Ruling Awami League lawmaker AHM Mustafa Kamal and his family members have moved to sell off their entire shares in the much-talked-about CMC Kamal Textile Mills Ltd, which is listed with the Dhaka Stock Exchange, to a local group of companies.
Mustafa Kamal, who is commonly known as Lotus Kamal, has recently applied to Bangladesh Securities and Exchange Commission to allow Kamal and six other sponsor-directors and sponsors to sell 26.14 per cent shares of the company, said the commission sources.
Kamal, who is also the chairman of the parliamentary standing committee on finance ministry and vice-president of the International Cricket Council, and his family members hold 26.14 per cent shares of CMC Kamal while the rest of the shares are held by general investors.
Industry insiders said that if the BSEC gave approval, the shares would be sold to Alif Group, which is engaged in tobacco, real estate, brick manufacturing and poly fibre businesses and other trading activities.
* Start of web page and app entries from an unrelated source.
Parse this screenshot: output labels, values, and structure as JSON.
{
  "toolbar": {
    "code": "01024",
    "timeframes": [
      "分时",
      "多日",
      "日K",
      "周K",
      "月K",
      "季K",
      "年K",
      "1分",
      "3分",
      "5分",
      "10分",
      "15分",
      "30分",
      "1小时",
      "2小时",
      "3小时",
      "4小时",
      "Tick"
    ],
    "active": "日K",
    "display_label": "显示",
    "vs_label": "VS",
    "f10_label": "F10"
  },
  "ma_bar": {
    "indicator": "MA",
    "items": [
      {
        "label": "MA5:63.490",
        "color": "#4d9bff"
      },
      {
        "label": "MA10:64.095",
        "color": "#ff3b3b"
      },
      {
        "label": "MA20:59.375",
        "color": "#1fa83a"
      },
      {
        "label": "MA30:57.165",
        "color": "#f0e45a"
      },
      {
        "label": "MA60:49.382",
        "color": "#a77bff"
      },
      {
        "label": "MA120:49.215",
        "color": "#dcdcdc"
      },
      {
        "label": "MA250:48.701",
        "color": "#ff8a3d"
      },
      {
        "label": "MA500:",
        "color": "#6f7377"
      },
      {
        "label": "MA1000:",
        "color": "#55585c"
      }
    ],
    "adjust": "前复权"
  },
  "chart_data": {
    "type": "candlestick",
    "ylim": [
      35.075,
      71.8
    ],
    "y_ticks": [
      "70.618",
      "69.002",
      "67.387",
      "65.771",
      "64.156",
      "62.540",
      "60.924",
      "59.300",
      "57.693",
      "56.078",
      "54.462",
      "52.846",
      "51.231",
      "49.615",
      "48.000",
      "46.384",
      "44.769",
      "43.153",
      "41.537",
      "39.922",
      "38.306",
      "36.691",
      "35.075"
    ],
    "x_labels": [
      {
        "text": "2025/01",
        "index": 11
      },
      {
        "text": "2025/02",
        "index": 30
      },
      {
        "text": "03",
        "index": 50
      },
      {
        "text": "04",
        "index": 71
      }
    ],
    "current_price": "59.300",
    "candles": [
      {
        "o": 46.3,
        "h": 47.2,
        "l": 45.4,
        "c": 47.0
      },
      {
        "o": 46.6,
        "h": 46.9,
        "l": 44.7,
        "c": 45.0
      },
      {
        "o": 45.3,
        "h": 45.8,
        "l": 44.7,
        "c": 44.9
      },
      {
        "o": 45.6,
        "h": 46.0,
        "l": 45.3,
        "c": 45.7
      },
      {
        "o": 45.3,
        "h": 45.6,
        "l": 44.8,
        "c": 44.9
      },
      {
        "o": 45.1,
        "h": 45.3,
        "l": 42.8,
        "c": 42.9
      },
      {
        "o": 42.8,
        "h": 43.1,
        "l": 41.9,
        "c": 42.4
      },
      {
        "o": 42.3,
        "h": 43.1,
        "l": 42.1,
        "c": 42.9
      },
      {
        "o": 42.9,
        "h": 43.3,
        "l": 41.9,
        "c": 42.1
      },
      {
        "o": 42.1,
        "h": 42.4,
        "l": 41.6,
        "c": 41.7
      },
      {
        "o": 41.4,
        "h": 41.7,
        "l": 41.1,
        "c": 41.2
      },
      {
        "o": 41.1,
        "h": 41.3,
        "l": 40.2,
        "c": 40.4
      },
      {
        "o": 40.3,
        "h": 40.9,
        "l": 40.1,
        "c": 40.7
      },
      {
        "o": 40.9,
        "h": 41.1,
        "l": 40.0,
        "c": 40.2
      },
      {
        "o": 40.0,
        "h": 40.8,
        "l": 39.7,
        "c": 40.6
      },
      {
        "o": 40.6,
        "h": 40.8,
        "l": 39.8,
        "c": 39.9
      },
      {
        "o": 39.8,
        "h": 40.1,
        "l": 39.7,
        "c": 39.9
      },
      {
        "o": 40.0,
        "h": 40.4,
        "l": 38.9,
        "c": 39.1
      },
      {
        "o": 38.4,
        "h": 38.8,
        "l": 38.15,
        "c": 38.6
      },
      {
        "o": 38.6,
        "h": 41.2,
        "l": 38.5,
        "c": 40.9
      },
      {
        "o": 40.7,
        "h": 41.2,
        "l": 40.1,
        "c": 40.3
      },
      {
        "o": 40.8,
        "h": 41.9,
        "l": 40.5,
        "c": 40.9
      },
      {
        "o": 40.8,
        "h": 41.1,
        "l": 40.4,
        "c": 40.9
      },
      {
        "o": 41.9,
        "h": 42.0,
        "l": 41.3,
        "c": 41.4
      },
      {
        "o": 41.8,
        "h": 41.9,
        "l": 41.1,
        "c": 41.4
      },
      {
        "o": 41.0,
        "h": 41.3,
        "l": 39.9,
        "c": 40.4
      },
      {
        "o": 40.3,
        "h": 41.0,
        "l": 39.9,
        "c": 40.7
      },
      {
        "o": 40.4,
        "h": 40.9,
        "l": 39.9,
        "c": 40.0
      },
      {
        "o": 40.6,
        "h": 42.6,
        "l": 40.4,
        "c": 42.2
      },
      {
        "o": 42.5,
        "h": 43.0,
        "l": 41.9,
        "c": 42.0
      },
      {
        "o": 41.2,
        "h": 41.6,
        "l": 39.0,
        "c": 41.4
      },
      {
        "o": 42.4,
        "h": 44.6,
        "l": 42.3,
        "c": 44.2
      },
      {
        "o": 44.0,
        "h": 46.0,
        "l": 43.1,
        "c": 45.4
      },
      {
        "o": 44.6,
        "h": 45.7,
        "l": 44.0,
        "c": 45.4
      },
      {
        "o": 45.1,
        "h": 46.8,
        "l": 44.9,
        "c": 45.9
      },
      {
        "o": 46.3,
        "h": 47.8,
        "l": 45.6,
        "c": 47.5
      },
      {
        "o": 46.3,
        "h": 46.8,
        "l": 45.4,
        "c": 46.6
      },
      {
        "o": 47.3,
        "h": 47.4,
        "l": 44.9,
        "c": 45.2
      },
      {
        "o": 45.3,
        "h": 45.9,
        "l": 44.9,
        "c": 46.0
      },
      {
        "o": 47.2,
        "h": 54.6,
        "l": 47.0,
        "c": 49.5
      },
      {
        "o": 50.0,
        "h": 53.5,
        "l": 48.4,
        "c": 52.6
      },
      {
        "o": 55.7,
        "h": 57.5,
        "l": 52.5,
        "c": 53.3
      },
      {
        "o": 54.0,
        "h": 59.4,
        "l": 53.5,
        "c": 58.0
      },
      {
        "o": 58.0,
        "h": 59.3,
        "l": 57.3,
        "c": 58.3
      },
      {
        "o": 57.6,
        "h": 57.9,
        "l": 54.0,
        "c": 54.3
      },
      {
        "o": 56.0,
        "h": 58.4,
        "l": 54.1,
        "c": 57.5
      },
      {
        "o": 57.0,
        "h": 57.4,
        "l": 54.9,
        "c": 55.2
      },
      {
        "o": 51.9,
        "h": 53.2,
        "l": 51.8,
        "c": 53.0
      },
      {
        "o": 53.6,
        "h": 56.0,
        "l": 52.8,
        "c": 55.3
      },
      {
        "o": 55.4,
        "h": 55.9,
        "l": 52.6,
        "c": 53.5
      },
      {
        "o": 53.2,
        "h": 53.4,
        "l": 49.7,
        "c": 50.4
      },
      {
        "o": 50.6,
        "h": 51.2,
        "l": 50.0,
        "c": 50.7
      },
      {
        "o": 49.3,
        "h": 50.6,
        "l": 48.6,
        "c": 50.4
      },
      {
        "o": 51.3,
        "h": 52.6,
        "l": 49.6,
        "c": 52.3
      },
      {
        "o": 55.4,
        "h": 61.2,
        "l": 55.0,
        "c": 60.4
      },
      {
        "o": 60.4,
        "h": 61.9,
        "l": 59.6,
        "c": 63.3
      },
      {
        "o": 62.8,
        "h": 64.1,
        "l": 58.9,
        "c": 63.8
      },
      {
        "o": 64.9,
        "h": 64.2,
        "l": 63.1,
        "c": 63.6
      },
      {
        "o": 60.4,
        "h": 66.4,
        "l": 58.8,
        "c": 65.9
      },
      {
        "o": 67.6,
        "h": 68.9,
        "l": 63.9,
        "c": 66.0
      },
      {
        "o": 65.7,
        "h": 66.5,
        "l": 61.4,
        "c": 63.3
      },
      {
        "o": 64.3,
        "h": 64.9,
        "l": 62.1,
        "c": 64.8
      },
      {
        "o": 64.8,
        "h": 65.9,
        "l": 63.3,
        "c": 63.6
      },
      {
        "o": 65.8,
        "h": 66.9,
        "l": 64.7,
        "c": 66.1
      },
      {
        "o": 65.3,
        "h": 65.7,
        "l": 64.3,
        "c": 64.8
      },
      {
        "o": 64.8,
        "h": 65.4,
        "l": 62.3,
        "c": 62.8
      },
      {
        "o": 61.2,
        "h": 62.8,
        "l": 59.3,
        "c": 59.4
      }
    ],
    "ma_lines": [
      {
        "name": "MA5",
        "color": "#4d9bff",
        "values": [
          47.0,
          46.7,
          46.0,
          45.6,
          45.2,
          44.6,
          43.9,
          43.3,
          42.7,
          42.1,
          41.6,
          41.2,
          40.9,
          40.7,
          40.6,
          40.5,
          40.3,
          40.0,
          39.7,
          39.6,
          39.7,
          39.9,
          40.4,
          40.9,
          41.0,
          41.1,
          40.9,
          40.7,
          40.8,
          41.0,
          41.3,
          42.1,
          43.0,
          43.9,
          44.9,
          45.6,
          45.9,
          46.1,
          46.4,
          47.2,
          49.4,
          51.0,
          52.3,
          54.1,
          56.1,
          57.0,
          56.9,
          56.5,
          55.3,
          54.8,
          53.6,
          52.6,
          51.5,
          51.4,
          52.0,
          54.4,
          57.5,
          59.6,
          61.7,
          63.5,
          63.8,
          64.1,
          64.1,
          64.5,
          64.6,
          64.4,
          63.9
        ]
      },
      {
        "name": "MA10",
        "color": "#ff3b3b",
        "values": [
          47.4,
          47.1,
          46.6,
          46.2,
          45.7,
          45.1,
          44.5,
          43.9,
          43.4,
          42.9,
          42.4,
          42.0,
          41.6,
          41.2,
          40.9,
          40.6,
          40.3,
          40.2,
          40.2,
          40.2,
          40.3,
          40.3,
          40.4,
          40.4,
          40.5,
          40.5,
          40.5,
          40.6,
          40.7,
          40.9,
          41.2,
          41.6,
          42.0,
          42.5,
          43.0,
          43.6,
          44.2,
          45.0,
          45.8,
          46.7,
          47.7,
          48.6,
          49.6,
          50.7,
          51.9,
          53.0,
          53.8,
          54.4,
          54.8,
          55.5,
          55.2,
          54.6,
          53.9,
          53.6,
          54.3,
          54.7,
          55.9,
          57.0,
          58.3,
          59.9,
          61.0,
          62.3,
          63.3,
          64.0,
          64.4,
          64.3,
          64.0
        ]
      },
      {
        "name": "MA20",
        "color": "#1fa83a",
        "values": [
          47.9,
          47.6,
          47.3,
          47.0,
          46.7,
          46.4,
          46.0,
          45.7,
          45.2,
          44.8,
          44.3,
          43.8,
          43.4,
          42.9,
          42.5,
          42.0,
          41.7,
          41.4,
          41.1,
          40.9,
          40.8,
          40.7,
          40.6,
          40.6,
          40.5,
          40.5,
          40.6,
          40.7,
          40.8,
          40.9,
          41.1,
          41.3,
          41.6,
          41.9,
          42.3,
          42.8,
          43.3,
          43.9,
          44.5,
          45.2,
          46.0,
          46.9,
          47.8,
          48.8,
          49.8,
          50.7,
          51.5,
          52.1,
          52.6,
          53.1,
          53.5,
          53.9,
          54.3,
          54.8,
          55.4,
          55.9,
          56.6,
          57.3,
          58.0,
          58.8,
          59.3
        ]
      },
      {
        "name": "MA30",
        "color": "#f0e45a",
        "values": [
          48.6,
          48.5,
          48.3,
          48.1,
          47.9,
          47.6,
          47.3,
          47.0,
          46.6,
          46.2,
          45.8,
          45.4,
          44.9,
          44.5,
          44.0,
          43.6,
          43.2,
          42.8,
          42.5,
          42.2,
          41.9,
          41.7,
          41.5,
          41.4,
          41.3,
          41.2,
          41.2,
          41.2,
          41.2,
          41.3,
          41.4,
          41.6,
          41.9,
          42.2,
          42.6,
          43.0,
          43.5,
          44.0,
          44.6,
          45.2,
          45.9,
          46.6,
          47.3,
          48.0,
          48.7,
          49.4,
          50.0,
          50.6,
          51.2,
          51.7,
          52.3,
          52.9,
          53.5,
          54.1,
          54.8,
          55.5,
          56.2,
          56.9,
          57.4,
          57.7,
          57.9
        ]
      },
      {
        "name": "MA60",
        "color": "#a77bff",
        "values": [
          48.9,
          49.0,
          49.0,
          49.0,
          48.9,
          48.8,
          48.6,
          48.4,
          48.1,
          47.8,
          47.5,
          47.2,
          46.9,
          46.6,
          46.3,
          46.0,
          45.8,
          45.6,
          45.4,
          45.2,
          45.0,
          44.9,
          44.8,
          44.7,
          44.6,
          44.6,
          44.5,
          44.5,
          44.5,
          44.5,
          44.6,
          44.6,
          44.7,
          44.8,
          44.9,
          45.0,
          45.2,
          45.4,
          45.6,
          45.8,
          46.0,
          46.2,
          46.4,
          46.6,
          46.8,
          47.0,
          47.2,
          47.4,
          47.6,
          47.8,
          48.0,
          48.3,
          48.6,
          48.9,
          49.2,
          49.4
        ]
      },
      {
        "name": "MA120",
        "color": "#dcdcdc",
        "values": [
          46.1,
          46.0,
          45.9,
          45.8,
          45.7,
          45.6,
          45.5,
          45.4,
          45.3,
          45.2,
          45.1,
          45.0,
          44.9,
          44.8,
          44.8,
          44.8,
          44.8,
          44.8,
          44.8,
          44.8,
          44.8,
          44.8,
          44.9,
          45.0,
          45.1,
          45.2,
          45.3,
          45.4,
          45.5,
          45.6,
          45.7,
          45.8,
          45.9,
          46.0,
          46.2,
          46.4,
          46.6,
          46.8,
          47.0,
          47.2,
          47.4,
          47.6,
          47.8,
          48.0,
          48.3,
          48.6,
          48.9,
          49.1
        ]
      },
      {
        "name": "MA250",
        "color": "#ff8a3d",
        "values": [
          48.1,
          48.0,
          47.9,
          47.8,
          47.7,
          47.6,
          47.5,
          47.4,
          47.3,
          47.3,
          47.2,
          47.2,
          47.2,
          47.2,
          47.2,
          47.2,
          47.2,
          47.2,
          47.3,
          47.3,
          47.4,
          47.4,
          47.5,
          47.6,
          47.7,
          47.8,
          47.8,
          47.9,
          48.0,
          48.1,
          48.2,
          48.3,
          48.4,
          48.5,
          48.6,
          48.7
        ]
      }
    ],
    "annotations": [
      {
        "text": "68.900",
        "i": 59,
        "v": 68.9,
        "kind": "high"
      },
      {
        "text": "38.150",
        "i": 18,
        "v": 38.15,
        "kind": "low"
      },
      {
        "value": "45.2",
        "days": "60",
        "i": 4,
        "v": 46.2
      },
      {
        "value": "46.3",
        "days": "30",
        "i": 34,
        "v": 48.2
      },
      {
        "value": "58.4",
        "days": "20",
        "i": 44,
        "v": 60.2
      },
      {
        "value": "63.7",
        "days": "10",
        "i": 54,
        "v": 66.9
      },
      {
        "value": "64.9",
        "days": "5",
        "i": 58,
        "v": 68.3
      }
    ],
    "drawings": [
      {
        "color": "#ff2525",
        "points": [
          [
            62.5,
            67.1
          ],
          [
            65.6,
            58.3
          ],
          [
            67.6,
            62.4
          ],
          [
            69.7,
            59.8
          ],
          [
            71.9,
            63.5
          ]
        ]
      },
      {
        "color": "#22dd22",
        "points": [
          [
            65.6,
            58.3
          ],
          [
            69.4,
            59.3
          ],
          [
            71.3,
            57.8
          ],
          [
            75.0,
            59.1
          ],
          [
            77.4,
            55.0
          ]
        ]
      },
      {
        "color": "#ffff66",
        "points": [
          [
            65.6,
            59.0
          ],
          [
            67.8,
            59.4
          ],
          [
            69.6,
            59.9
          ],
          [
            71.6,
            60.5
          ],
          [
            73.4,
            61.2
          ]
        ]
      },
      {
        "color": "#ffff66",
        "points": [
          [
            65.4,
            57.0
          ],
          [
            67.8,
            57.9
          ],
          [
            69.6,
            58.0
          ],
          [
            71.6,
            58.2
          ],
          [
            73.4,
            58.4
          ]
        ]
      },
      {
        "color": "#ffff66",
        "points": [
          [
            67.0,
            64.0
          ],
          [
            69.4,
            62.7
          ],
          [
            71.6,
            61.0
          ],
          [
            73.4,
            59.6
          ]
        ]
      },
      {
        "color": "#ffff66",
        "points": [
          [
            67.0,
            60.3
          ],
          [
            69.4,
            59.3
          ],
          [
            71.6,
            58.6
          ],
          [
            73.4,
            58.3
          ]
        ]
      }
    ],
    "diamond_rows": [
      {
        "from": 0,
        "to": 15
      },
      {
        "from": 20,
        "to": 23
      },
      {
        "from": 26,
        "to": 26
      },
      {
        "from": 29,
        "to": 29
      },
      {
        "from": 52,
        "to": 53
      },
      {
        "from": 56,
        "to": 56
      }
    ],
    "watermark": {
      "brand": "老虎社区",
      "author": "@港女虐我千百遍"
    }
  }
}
The Alif Group has already bought two other companies of Kamal which are Lotus-Kamal Knitwear Ltd and LK- Unitex Co Ltd, they said.
After the present AL–led government came to power in 2009, CMC Kamal came into limelight during the boom of share market in 2010 and subsequent crash amid alleged massive manipulation in the market.
A government probe committee, headed by Krishi Bank chairman Khondker Ibrahim Khaled, on the stock market crash of 2010-2011, found that share price of CMC-Kamal Textile Mills was sixteen times its face value in 2010 although the company suffered loss in the previous year.
The company suffered a loss of Tk 40 lakh in first quarter of 2009 when its earning per share was Tk 2.61 in the negative.
CMC-Kamal, however, declared 10 per cent dividend for the shareholders at the end of 2009, according to a case study of the probe committee.
In the first quarter of 2010, the company’s share value skyrocketed to Tk 1,600 — sixteen times the face value.
The probe report said that taking the opportunity of the market boom, Kamal and his family members sold shares worth around Tk 20.50 crore in 2010.
Following repeated market crash, the share price of CMC Kamal has now come down to Tk 26 with a face value of Tk 10 (or the price stands at Tk 260 if the face value of Tk 100 in 2010 is considered).
Kamal, however, denied any wrongdoing and continued to claim in last three years that he and his family members did not sell any shares during the boom.
Kamal on Tuesday said that none could prove that he was guilty of stock manipulation as he was not involved in any manipulation.
When he was asked why they moved to sell their stakes in CMC Kamal Textiles, Kamal told New Age on Tuesday, ‘We have decided to sell off the entire shares as it has become tough for me to manage time for the company as I have to give time for ICC and for my political activities.’
He said that his daughters were not interested in textile business.
‘If BSEC gives approval, Alif Group will buy the entire 26.14 per cent shares of the company and they will also buy more shares form the stock market to comply with the BSEC directive that made 30 per cent share holding mandatory for the sponsors-directors of every listed company,’ he added.
Officials of BSEC said that although Kamal applied to BSEC in November 4, 2012, the commission only recently started to move the file and sought the Attorney General’s advice on some of the waivers that Kamal wanted for selling the shares.
As per BSEC rules, no sponsor-director can sell any share if the sponsor-directors of the company jointly hold 30 per cent of the total paid-up capital of the company.
As Kamal and his family hold 26.1 per cent shares, they sought exemption from the rules.
They also sought exemption from the rules of lock-in of shares subscribed through rights share issuance.
‘As per the existing rules and regulations of the Bangladesh Securities and Exchange Commission, we could not allow them to transfer shares,’ a senior BSEC official told New Age.
‘We will make our decision after getting opinion form the Attorney General’s office,’ he added.
-With New Age input